This analysis was done on TREC data, not data collected from a real-world search engine, but I do think the distinctions are valid. The information needs of blog searchers are not equal to information needs of web searchers in general.

David Fauth said...

"I'm more struck by their criticism that existing blog search engines fail to leverage the special properties of blog data..."

Isn't this where the heavy lifting and hard work is? Instead of indexing a set of pages and determining number of links to/from, now we are asking what are the topics about, are they reliable (however that is defined), how many comments (what if comments are turned off), number of RSS subscribers, attitude of the blogger, tags (do they use tags or not), etc.

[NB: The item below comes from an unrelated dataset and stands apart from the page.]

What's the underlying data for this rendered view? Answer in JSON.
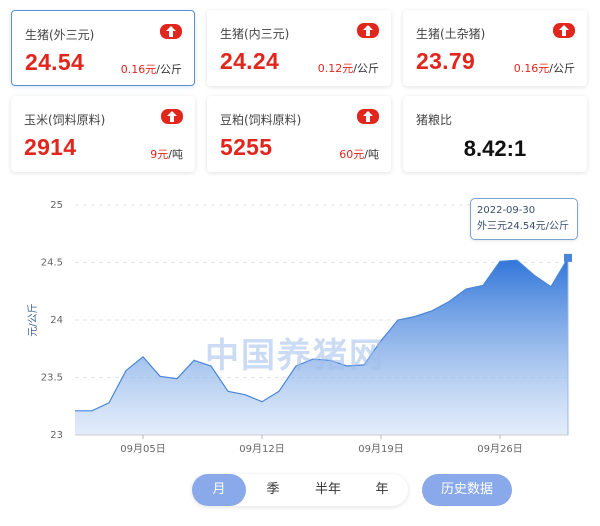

Faceted search is valuable, however, it appears that there has only been limited work towards building out some of the facets needed for navigation.

A follow-up question is if I want to find out about a topic, why shouldn't I be able to have somewhat of a picture put together of both blogs and usual web sites.

Sunday, September 14, 2008

Is Blog Search Different?

Alerted by Jeff and Iadh, I recently read What Should Blog Search Look Like?, a position paper by Marti Hearst, Matt Hurst, and Sue Dumais. For those readers unfamiliar with this triumvirate, I suggest you take some time to read their work, as they are heavyweights in some of the areas most often covered by this blog.

The position paper suggests focusing on 3 three kinds of search tasks:
  1. Find out what are people thinking or feeling about X over time.
  2. Find good blogs/authors to read.
  3. Find useful information that was published in blogs sometime in the past.
The authors generally recommend the use of faceted navigation interfaces--something I'd hope would be uncontroversial by now for search in general.

But I'm more struck by their criticism that existing blog search engines fail to leverage the special properties of blog data, and that their discussion, based on work by Mishne and de Rijke, that blog search queries differ substantially from web search queries. I don't doubt the data they've collected, but I'm curious if their results account for the rapid proliferation and mainstreaming of blogs. The lines between blogs, news articles, and informational web pages seem increasingly blurred.

So I'd like to turn the question around: what should blog search look like that is not applicable to search in general?

2 comments:

Jon said...

Daniel -- The task of blog distillation really does seem different than most traditional ad hoc tasks. In this task, we're really retrieving individual authors or small groups of authors based on their discussion of a topic. In our SIGIR paper, we really looked closely at the blog distillation queries as compared to other ad hoc task queries, and found the blog search queries were on average shorter, much more general, and typically represented multifaceted information needs.

This analysis was done on TREC data, not data collected from a real-world search engine, but I do think the distinctions are valid. The information needs of blog searchers are not equal to information needs of web searchers in general.

David Fauth said...

"I'm more struck by their criticism that existing blog search engines fail to leverage the special properties of blog data..."

Isn't this where the heavy lifting and hard work is? Instead of indexing a set of pages and determining number of links to/from, now we are asking what are the topics about, are they reliable (however that is defined), how many comments (what if comments are turned off), number of RSS subscribers, attitude of the blogger, tags (do they use tags or not), etc.

Faceted search is valuable, however, it appears that there has only been limited work towards building out some of the facets needed for navigation.

A follow-up question is if I want to find out about a topic, why shouldn't I be able to have somewhat of a picture put together of both blogs and usual web sites.